_Assigned task_. Each record must be reproduced exactly as it is shown.
== == ==
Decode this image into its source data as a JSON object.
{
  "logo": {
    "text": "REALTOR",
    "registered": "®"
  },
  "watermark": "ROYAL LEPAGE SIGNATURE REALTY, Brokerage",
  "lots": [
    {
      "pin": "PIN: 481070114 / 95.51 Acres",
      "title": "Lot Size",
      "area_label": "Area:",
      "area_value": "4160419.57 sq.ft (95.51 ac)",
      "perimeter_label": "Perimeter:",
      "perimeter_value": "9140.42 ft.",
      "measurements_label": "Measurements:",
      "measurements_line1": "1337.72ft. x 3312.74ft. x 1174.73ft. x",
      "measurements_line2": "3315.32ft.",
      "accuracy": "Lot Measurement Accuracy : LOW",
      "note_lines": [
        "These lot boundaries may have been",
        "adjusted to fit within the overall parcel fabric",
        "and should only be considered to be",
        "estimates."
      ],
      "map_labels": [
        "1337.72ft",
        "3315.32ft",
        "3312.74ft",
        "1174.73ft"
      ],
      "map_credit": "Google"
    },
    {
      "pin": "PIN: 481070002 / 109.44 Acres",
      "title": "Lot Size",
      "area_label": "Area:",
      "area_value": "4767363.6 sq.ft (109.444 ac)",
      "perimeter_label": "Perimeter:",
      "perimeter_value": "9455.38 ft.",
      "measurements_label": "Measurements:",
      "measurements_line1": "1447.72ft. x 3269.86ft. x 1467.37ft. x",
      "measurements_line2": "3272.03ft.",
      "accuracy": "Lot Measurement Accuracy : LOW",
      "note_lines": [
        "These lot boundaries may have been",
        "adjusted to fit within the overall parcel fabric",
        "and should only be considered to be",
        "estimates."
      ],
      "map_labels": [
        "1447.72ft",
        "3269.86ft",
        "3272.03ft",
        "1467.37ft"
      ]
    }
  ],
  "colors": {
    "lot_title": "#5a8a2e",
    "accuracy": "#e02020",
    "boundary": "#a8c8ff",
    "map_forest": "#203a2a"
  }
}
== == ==
_Result of this task_.
Decode this image into its source data as a JSON object.
{
  "logo": {
    "text": "REALTOR",
    "registered": "®"
  },
  "watermark": "ROYAL LEPAGE SIGNATURE REALTY, Brokerage",
  "lots": [
    {
      "pin": "PIN: 481070114 / 95.51 Acres",
      "title": "Lot Size",
      "area_label": "Area:",
      "area_value": "4160419.57 sq.ft (95.51 ac)",
      "perimeter_label": "Perimeter:",
      "perimeter_value": "9140.42 ft.",
      "measurements_label": "Measurements:",
      "measurements_line1": "1337.72ft. x 3312.74ft. x 1174.73ft. x",
      "measurements_line2": "3315.32ft.",
      "accuracy": "Lot Measurement Accuracy : LOW",
      "note_lines": [
        "These lot boundaries may have been",
        "adjusted to fit within the overall parcel fabric",
        "and should only be considered to be",
        "estimates."
      ],
      "map_labels": [
        "1337.72ft",
        "3315.32ft",
        "3312.74ft",
        "1174.73ft"
      ],
      "map_credit": "Google"
    },
    {
      "pin": "PIN: 481070002 / 109.44 Acres",
      "title": "Lot Size",
      "area_label": "Area:",
      "area_value": "4767363.6 sq.ft (109.444 ac)",
      "perimeter_label": "Perimeter:",
      "perimeter_value": "9455.38 ft.",
      "measurements_label": "Measurements:",
      "measurements_line1": "1447.72ft. x 3269.86ft. x 1467.37ft. x",
      "measurements_line2": "3272.03ft.",
      "accuracy": "Lot Measurement Accuracy : LOW",
      "note_lines": [
        "These lot boundaries may have been",
        "adjusted to fit within the overall parcel fabric",
        "and should only be considered to be",
        "estimates."
      ],
      "map_labels": [
        "1447.72ft",
        "3269.86ft",
        "3272.03ft",
        "1467.37ft"
      ]
    }
  ],
  "colors": {
    "lot_title": "#5a8a2e",
    "accuracy": "#e02020",
    "boundary": "#a8c8ff",
    "map_forest": "#203a2a"
  }
}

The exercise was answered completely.